•The lawsuit alleges that Miami "made repeated public and private statements and commitments to the other members of the Big East that it intended to remain a member of the Big East and that it had no intention of leaving to join any other conference" even though Miami and B.C. had "been engaged in secret negotiations to leave the Big East to join the ACC."

•The lawsuit alleges that the actions of the defendants will cause the plaintiffs "to lose hundreds of millions of dollars in revenues, as well as the value of tens of millions of additional dollars spent to improve the facilities and teams in the conference."

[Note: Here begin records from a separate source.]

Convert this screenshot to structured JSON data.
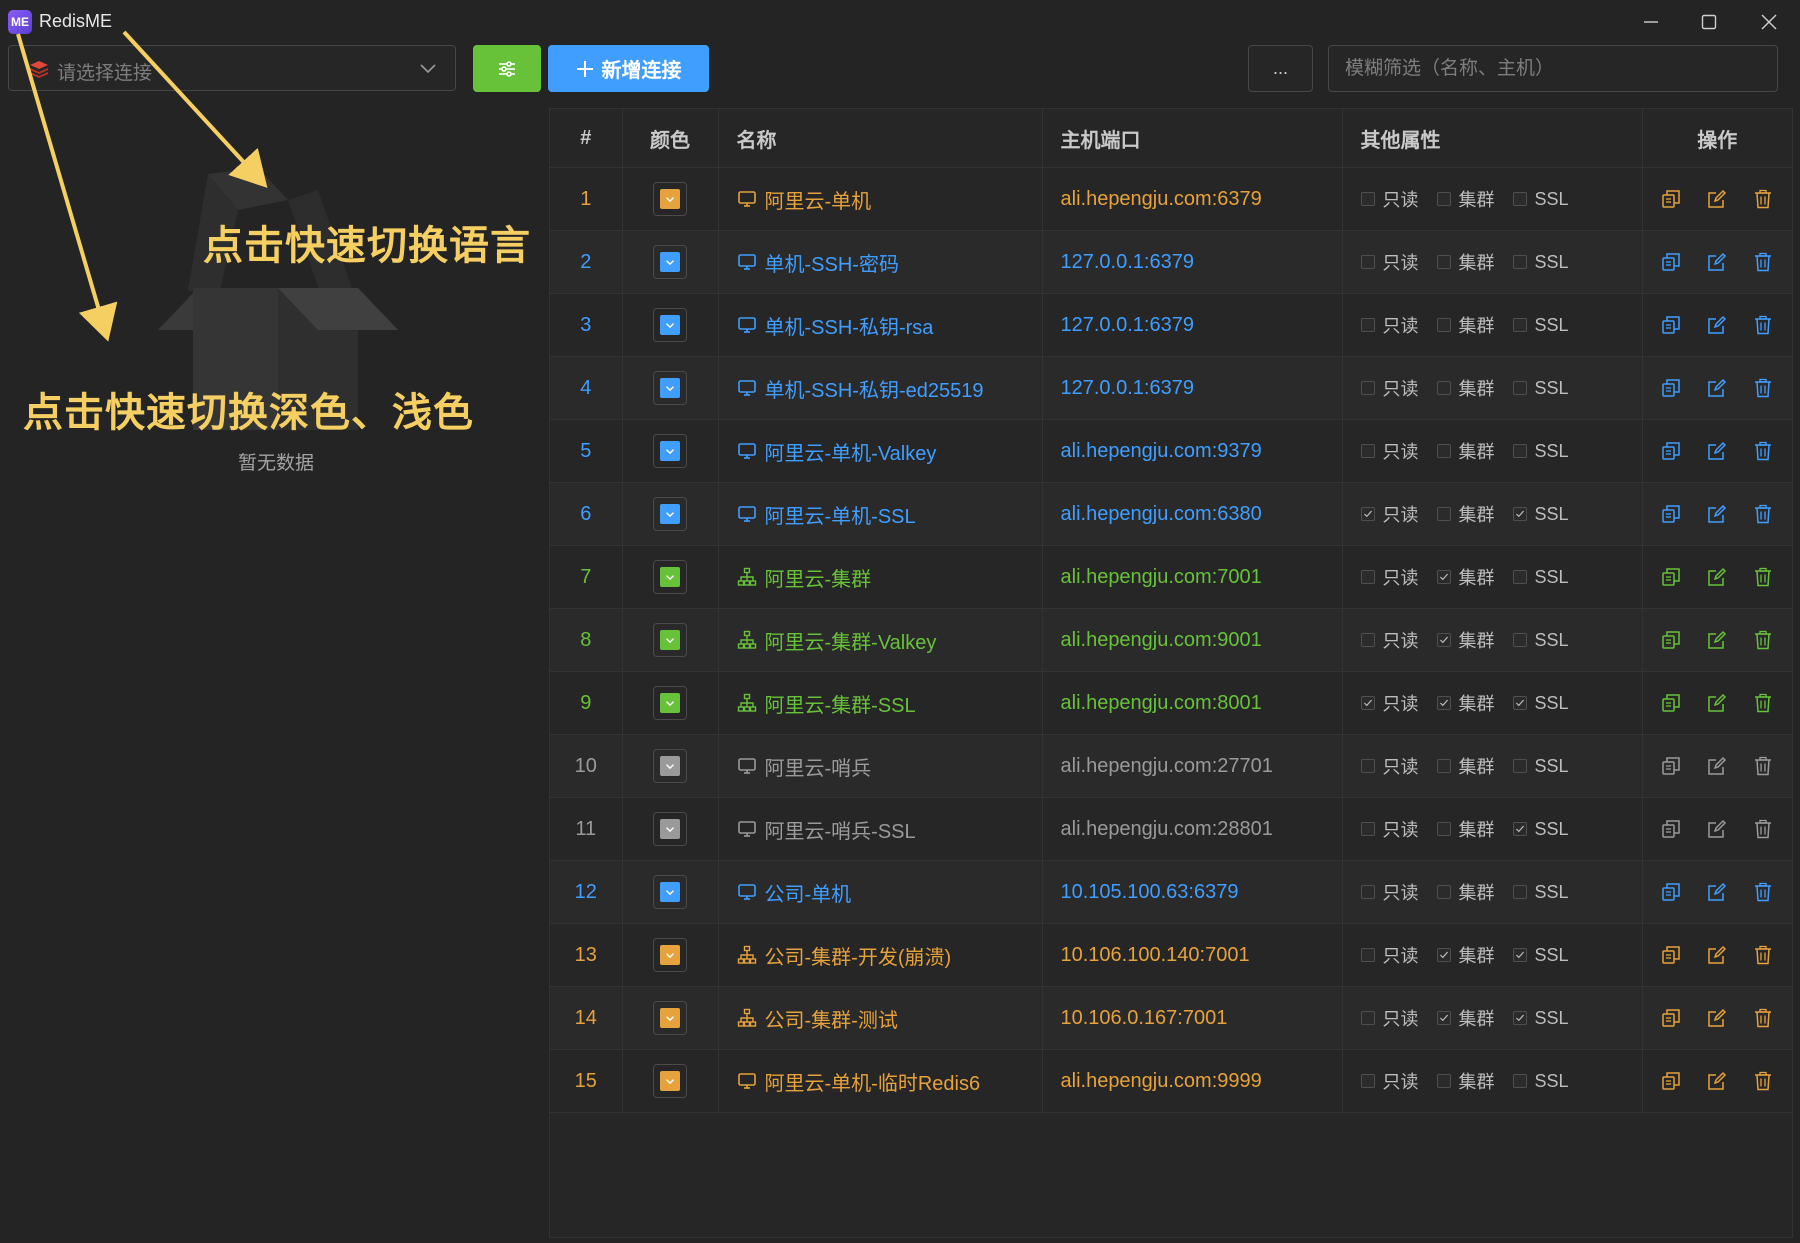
{
  "app": {
    "logo_text": "ME",
    "title": "RedisME"
  },
  "sidebar": {
    "connection_select_placeholder": "请选择连接",
    "empty_text": "暂无数据"
  },
  "toolbar": {
    "new_connection_label": "新增连接",
    "more_label": "...",
    "filter_placeholder": "模糊筛选（名称、主机）"
  },
  "annotations": {
    "language_tip": "点击快速切换语言",
    "theme_tip": "点击快速切换深色、浅色",
    "arrow_color": "#f5cf62"
  },
  "colors": {
    "orange": "#e6a23c",
    "blue": "#409eff",
    "green": "#67c23a",
    "gray": "#9a9a9a",
    "settings_button": "#67c23a",
    "new_button": "#409eff"
  },
  "table": {
    "headers": {
      "index": "#",
      "color": "颜色",
      "name": "名称",
      "host": "主机端口",
      "attrs": "其他属性",
      "actions": "操作"
    },
    "attr_labels": {
      "readonly": "只读",
      "cluster": "集群",
      "ssl": "SSL"
    },
    "rows": [
      {
        "index": "1",
        "color": "orange",
        "type": "standalone",
        "name": "阿里云-单机",
        "host": "ali.hepengju.com:6379",
        "readonly": false,
        "cluster": false,
        "ssl": false
      },
      {
        "index": "2",
        "color": "blue",
        "type": "standalone",
        "name": "单机-SSH-密码",
        "host": "127.0.0.1:6379",
        "readonly": false,
        "cluster": false,
        "ssl": false
      },
      {
        "index": "3",
        "color": "blue",
        "type": "standalone",
        "name": "单机-SSH-私钥-rsa",
        "host": "127.0.0.1:6379",
        "readonly": false,
        "cluster": false,
        "ssl": false
      },
      {
        "index": "4",
        "color": "blue",
        "type": "standalone",
        "name": "单机-SSH-私钥-ed25519",
        "host": "127.0.0.1:6379",
        "readonly": false,
        "cluster": false,
        "ssl": false
      },
      {
        "index": "5",
        "color": "blue",
        "type": "standalone",
        "name": "阿里云-单机-Valkey",
        "host": "ali.hepengju.com:9379",
        "readonly": false,
        "cluster": false,
        "ssl": false
      },
      {
        "index": "6",
        "color": "blue",
        "type": "standalone",
        "name": "阿里云-单机-SSL",
        "host": "ali.hepengju.com:6380",
        "readonly": true,
        "cluster": false,
        "ssl": true
      },
      {
        "index": "7",
        "color": "green",
        "type": "cluster",
        "name": "阿里云-集群",
        "host": "ali.hepengju.com:7001",
        "readonly": false,
        "cluster": true,
        "ssl": false
      },
      {
        "index": "8",
        "color": "green",
        "type": "cluster",
        "name": "阿里云-集群-Valkey",
        "host": "ali.hepengju.com:9001",
        "readonly": false,
        "cluster": true,
        "ssl": false
      },
      {
        "index": "9",
        "color": "green",
        "type": "cluster",
        "name": "阿里云-集群-SSL",
        "host": "ali.hepengju.com:8001",
        "readonly": true,
        "cluster": true,
        "ssl": true
      },
      {
        "index": "10",
        "color": "gray",
        "type": "standalone",
        "name": "阿里云-哨兵",
        "host": "ali.hepengju.com:27701",
        "readonly": false,
        "cluster": false,
        "ssl": false
      },
      {
        "index": "11",
        "color": "gray",
        "type": "standalone",
        "name": "阿里云-哨兵-SSL",
        "host": "ali.hepengju.com:28801",
        "readonly": false,
        "cluster": false,
        "ssl": true
      },
      {
        "index": "12",
        "color": "blue",
        "type": "standalone",
        "name": "公司-单机",
        "host": "10.105.100.63:6379",
        "readonly": false,
        "cluster": false,
        "ssl": false
      },
      {
        "index": "13",
        "color": "orange",
        "type": "cluster",
        "name": "公司-集群-开发(崩溃)",
        "host": "10.106.100.140:7001",
        "readonly": false,
        "cluster": true,
        "ssl": true
      },
      {
        "index": "14",
        "color": "orange",
        "type": "cluster",
        "name": "公司-集群-测试",
        "host": "10.106.0.167:7001",
        "readonly": false,
        "cluster": true,
        "ssl": true
      },
      {
        "index": "15",
        "color": "orange",
        "type": "standalone",
        "name": "阿里云-单机-临时Redis6",
        "host": "ali.hepengju.com:9999",
        "readonly": false,
        "cluster": false,
        "ssl": false
      }
    ]
  }
}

•The lawsuit also addresses the ACC's conduct: "By raiding the Big East, the ACC plans not only to add Miami, B.C. and Syracuse to its roster, but also to try to destroy the Big East as a viable competitor in major college football" by placing it "at risk of losing its guaranteed berth in one of the four BCS Bowls, which will result in the loss of tens of millions of dollars, plus hundreds of millions more in lost television and radio broadcast contract rights and other harm."

•The lawsuit details of how the "success and growth of the Big East have stemmed from a shared vision and collaborative effort among its members, including . . . a profound willingness to stick with their partners . . . in even the darkest of times," including the events of "the mid-1990s, when B.C. and Miami faced separate crises that threatened their continued viability as participants in college athletics."

In 1997 "a criminal investigation was commenced into alleged gambling by B.C. athletes, including football players. This scandal had the potential to effectively end B.C.'s ability to continue to participate in college athletics because B.C. had already faced a gambling scandal in its basketball program in the 1980s."

In the mid-1990s "Miami was placed on probation by the NCAA for various NCAA violations. As part of this probation, the NCAA reduced the number of football scholarships Miami could award and imposed various other sanctions."

"Nevertheless, during this time the Big East and every member thereof stood behind these schools. Miami and B.C. continued to receive in full their respective financial and other entitlements" as Big East members. "With this support, Miami and B.C. were able to weather these crises. . . ."

•The lawsuit complaint details statements made by Defendants' representatives that they had no intention of defecting from the Big East, including:

On March 6, 2002 during a Big East Conference CEO meeting, Miami's President, Donna Shalala reiterated Miami's commitment "in the strongest terms possible, emphatically stat[ing] that the University of Miami is in the Big East Conference and has no interest in leaving it for any other conference."

On November 2, 1999 former Miami President Edward Foote said "We have no plans to change conferences. . . . We are proud to be partners with the fine institutions that comprise the Big East Conference."

According to the lawsuit complaint, the Plaintiffs and other members of the Big East relied on these representations that the Defendants were committed to the Big East and as a result invested "tens of millions of dollars" in their respective football programs, including:

Virginia Tech invested approximately $37 million in the second phase expansion of its football stadium.

"Pittsburgh negotiated for a long term lease to play its games at newly constructed Heinz Field, a $250 million facility . . ., constructed an approximately $100 million events center in which it plays Big East Basketball . . . and negotiated for a long term lease for the use of a multi-million dollar practice and training facility."

Connecticut "has just finished construction of a $90 million dollar football stadium as part of its demonstrated commitment to college football."

Virginia Tech's entry into the Big East was "accelerated by a full year" in reliance on Miami's assurance.

•The lawsuit seeks damages to compensate the Big East universities for their losses as well as punitive damages to punish Defendants for their behavior. The lawsuit also seeks an injunction to prevent Defendants from reaping the benefits of their unlawful conduct.